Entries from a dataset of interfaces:
——————

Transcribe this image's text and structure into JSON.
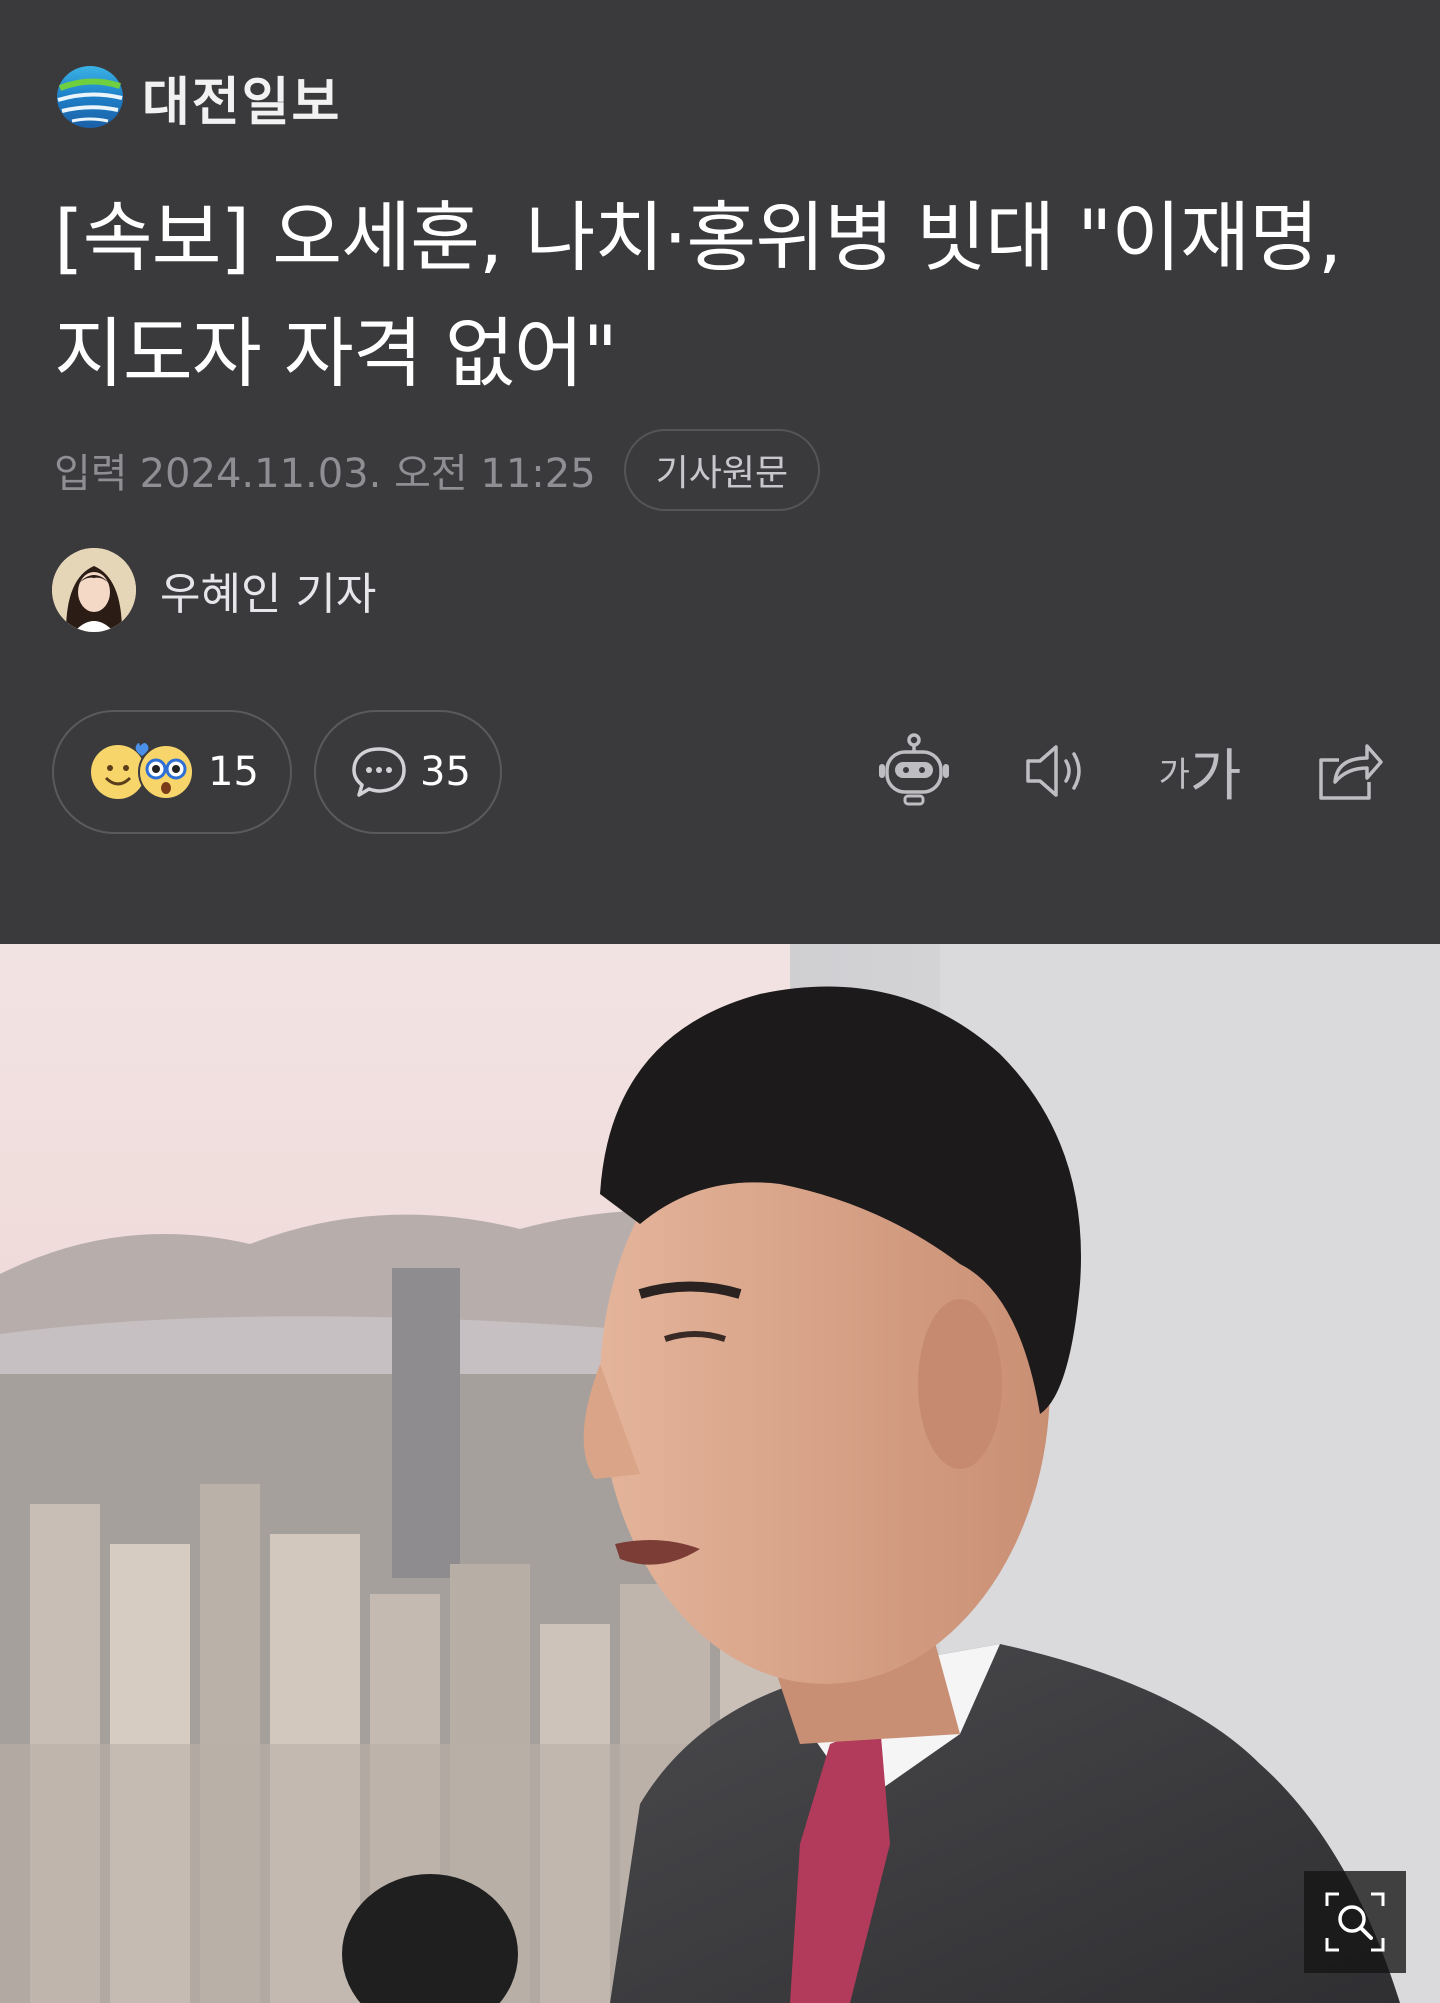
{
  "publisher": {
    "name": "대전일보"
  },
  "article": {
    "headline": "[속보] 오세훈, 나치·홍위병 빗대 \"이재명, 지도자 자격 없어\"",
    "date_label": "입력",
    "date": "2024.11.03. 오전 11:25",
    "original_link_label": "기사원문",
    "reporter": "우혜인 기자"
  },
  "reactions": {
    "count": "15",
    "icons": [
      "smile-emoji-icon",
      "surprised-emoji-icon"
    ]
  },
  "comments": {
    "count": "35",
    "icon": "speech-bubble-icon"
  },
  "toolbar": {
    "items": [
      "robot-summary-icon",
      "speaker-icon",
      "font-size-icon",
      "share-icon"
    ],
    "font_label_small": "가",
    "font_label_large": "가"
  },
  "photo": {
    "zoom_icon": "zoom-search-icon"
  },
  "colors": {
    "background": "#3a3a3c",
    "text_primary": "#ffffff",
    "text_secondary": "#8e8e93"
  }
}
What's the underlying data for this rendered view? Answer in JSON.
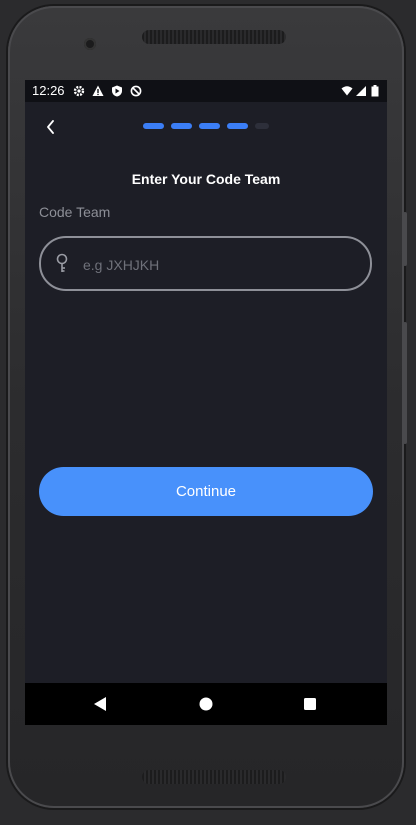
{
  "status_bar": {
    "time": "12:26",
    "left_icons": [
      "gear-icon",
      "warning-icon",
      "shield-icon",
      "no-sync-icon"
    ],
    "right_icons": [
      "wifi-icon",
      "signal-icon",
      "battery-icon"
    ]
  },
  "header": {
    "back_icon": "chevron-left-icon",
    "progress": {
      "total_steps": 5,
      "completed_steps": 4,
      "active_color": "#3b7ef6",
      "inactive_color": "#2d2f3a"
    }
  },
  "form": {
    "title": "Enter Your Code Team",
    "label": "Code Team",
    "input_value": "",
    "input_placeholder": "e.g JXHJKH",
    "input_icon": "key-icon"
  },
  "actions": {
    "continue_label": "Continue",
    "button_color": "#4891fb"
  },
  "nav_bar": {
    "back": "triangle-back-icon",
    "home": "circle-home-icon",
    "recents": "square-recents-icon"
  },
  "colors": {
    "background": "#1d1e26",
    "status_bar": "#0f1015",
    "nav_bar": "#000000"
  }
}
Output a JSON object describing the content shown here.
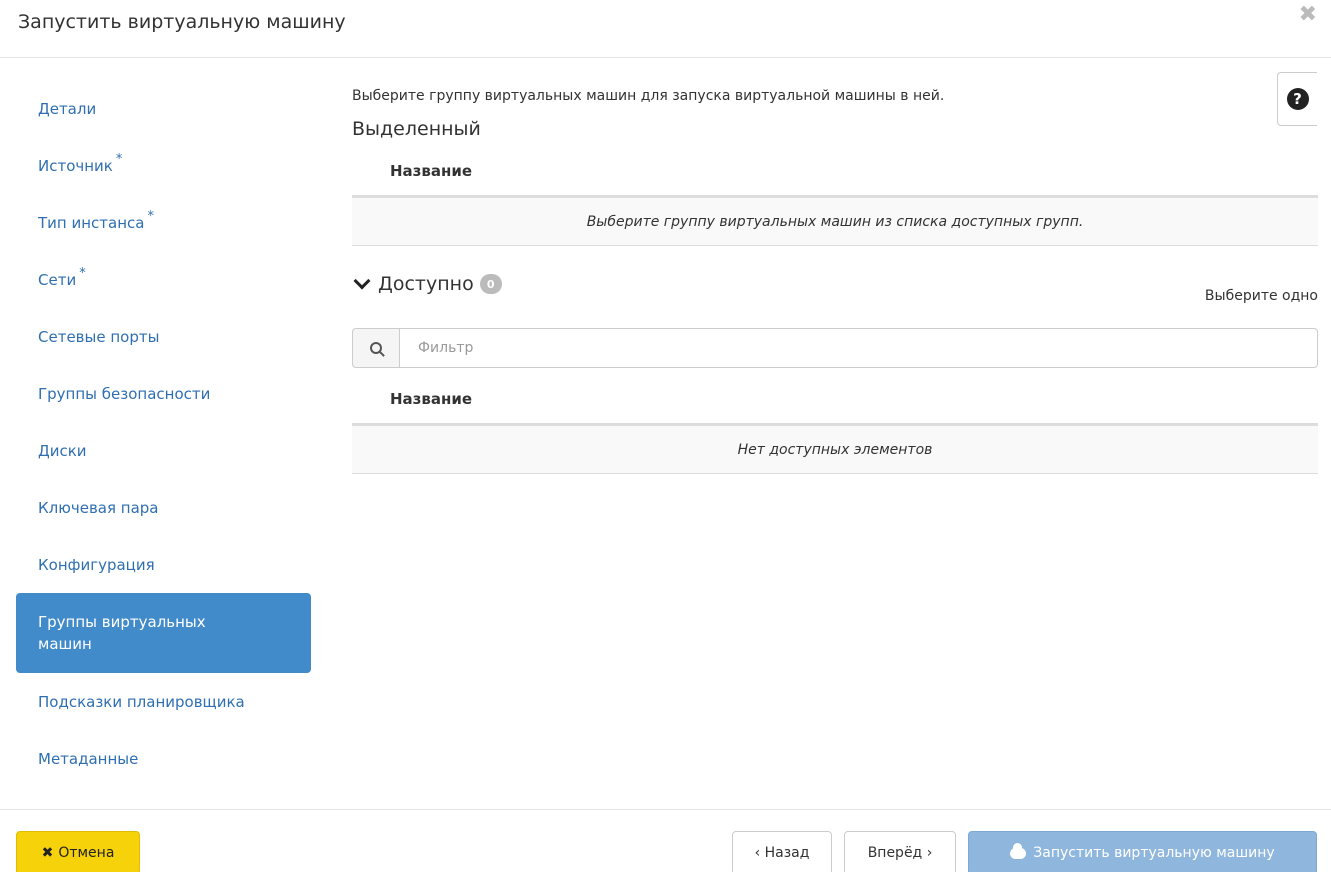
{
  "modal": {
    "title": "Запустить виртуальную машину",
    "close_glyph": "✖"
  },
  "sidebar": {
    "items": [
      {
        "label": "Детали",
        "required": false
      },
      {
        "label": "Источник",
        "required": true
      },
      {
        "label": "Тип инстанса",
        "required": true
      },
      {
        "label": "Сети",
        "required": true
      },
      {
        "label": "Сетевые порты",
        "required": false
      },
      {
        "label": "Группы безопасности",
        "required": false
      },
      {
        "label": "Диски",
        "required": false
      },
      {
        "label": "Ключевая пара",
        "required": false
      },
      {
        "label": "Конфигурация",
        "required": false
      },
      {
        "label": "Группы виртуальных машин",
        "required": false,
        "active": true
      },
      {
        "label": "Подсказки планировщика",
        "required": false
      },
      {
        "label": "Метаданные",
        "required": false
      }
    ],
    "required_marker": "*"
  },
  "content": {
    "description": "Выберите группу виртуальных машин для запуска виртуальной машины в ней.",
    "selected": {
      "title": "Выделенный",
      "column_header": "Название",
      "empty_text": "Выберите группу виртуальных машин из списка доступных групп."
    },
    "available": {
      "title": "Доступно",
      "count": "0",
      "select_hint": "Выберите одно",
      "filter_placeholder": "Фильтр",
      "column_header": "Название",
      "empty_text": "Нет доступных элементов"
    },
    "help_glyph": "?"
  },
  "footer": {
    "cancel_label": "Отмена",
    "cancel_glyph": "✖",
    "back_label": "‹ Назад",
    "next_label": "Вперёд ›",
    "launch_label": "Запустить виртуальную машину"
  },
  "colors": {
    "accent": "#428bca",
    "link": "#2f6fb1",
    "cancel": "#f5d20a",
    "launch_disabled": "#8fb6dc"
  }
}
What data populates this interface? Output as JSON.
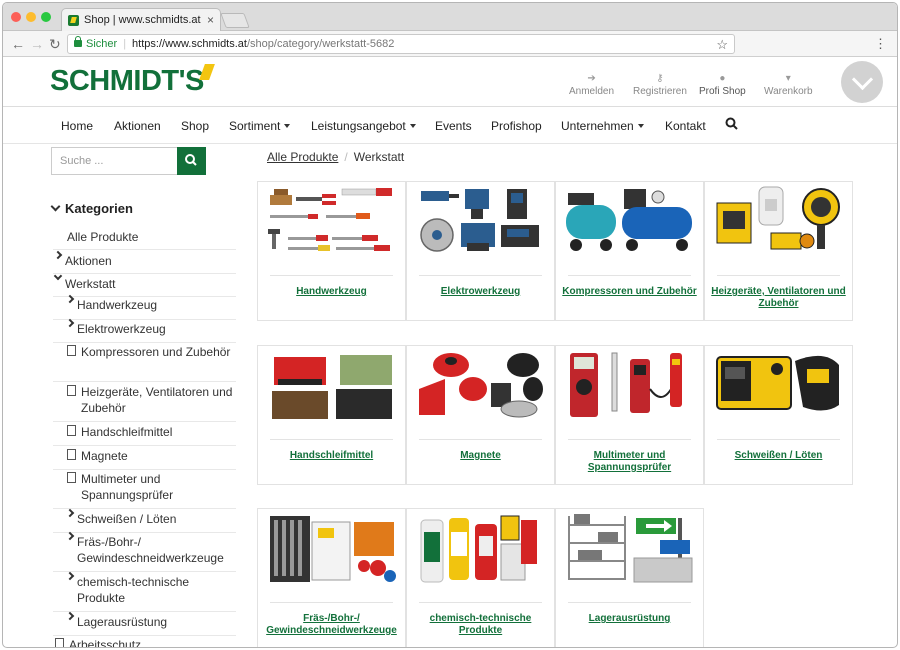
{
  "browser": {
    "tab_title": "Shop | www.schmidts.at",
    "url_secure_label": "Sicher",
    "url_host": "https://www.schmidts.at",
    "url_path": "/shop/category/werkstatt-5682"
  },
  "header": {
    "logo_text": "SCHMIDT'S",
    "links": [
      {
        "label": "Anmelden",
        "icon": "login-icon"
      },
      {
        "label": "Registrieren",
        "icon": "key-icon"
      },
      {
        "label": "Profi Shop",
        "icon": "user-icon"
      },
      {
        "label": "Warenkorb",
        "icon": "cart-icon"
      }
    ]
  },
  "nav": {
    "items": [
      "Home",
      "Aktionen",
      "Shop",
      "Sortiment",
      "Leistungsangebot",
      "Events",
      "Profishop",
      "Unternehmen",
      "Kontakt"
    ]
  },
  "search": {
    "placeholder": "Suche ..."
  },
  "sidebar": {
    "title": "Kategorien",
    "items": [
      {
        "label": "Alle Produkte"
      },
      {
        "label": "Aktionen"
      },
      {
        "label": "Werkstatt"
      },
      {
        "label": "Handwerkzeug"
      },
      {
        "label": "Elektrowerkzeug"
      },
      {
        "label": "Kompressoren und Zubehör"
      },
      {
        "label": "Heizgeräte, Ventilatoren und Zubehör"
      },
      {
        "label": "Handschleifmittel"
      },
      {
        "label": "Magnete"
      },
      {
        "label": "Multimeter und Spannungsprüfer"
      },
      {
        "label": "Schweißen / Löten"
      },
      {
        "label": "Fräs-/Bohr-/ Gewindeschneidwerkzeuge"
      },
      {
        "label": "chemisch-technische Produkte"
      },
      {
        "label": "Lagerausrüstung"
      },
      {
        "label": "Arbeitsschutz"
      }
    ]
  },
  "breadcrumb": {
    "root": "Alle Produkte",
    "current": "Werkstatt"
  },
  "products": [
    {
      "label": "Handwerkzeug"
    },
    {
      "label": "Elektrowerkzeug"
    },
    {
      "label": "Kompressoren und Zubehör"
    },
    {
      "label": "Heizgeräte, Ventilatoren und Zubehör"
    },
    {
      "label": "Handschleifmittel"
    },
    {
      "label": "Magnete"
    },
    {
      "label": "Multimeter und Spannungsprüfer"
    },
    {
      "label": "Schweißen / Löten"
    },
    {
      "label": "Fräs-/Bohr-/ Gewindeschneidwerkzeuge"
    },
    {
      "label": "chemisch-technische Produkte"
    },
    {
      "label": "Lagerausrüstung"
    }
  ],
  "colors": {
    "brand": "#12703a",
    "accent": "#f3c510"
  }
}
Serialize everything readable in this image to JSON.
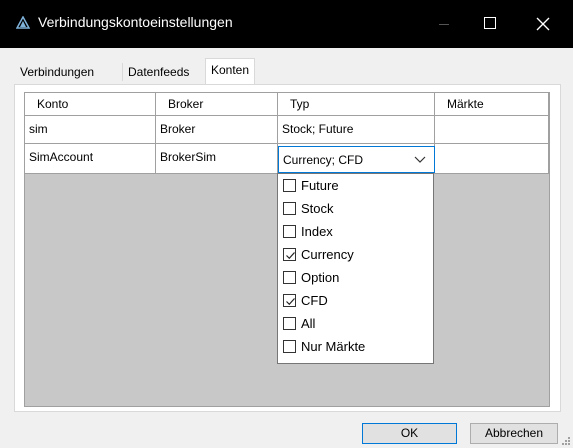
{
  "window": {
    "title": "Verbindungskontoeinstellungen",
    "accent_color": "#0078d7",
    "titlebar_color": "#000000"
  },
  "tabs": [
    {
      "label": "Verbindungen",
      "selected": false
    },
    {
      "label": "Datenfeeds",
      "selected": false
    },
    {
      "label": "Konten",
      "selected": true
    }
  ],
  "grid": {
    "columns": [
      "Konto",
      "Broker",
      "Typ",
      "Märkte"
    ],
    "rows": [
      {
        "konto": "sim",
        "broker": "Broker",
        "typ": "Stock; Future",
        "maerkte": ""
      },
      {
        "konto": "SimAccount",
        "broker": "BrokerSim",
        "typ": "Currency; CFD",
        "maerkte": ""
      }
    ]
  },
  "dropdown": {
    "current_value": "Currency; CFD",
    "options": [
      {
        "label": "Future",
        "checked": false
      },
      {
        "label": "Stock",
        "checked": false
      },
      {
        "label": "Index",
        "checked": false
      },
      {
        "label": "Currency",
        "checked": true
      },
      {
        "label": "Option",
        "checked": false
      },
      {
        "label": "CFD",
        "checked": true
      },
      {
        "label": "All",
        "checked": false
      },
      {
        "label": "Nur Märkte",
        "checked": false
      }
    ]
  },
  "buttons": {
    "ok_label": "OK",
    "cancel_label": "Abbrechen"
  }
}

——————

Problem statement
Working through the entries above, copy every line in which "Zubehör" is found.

Result of this exercise
        "label": "Kompressoren und Zubehör"
        "label": "Heizgeräte, Ventilatoren und Zubehör"
      "label": "Kompressoren und Zubehör"
      "label": "Heizgeräte, Ventilatoren und Zubehör"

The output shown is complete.